The other thing I’m a big believer in – the Post It Note To Do List System. I make myself a Post-It Note of To Dos every day. Usually only 3 things fit on a Post It Note and they are BIG things. I believe that once you knock those things out, you’re good for the day. If you’re working from home, it’s an incentive to get things done or figure out ways to be productive. I can’t shut down until those 3 things are done, whether it takes me 3 hours or 10 hours. It’s also a way to prioritize your workload. If your tasks can’t fit on a Post It Note or they’re not in your top 3, then really ask yourself, ‘Why?’. If the task isn’t important enough to make it to your list, then maybe you shouldn’t be doing it. And, if you do think it should be on your list, then what do you need to remove from your priorities to make it happen?
I’m not always 100% at this, but another productivity tip that I work towards is “Be Here Now.” Whether you’re working on a task, in a meeting or on a call, really be present in the moment. When your mind is divided, it’s unfair to the other people in the meeting and it’s unfair to yourself and your work. Multitasking is not always the best. One app that helps you practice this is Headspace (another thing I’m a big fan of!)
Chris Park: I have a dedicated office space with a real door that keeps my officemates out (a yellow lab and miniature schnauzer) when I need it to be quiet. I also get up at the same time each morning, get ready to “go to work”, and then drive into town to get a cup of coffee. I did that every morning when I didn’t work from home, so it keeps me in the same pattern of going to work in the morning.
Lisa Riolo: My Not To Do List is as important as my To Do List. This approach helps me manage competing priorities, and make deliberate decisions about what actions are most or least valuable. I also recognize when items on the To Do list aren’t getting checked off. They might have to go on the Not To Do. I am forced to acknowledge when something is just not happening.
I also walk when I talk. Rather than sitting through every call, I realize a lot of conversations don’t require me being on the laptop. So I get up and start walking around the block. The fresh air and activity helps me maintain a higher level of energy, which keeps me productive longer.
Additionally, I Unsubscribe. It’s too easy to get bogged down by info overload. So quit pulling the info in. Just go get what you want when you want it. Stop opening the emails – just Unsubscribe.

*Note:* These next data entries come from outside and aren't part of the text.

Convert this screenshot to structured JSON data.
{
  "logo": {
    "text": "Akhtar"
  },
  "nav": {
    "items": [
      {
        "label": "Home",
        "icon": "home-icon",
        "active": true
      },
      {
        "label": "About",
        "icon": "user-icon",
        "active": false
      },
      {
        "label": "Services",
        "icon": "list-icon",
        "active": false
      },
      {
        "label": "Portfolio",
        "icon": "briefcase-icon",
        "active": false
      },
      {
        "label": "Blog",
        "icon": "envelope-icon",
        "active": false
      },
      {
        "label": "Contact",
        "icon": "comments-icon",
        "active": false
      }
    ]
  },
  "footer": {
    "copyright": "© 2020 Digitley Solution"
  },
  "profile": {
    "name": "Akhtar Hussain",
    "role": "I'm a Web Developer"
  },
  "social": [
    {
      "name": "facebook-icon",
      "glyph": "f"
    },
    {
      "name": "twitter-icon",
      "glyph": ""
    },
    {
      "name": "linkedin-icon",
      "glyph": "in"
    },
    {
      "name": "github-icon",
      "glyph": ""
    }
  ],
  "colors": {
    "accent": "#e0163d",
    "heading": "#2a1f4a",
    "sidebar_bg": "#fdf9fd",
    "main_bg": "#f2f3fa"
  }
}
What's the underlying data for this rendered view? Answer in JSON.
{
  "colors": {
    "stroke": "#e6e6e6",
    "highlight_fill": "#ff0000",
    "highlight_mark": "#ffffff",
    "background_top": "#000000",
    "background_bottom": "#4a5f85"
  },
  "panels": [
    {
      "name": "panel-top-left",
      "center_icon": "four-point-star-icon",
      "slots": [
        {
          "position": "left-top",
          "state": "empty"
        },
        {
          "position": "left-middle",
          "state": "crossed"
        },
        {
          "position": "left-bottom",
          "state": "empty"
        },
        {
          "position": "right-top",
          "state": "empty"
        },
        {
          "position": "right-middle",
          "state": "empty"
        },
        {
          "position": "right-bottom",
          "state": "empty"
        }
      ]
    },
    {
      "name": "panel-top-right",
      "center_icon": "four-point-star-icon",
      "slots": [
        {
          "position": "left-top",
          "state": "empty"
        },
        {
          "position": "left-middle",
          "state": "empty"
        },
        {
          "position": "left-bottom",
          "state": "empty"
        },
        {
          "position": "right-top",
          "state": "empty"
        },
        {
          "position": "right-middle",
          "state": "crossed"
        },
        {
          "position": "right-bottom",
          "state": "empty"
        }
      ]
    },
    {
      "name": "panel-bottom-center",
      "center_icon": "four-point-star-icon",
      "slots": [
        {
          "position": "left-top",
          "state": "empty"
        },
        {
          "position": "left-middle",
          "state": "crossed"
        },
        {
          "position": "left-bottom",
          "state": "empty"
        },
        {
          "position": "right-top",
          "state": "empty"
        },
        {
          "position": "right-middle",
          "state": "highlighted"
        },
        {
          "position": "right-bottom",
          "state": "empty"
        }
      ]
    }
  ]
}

Tiffany Ponds-Kimbro: I used to do it everyday when I worked in a corporate setting and stopped once I started working from home – a brain dump first thing in the morning. Some things I write down and some I add to the Notes section of my phone. It also helps to distance me from whatever may be going on in the house (the people). My other productivity key is music. It’s usually contemporary jazz instrumental. It helps me stay on an even keel even when I’m about to lose it, COMPLETELY. Instrumental is best because then I can’t sing the words that may distract me from actual linear thought.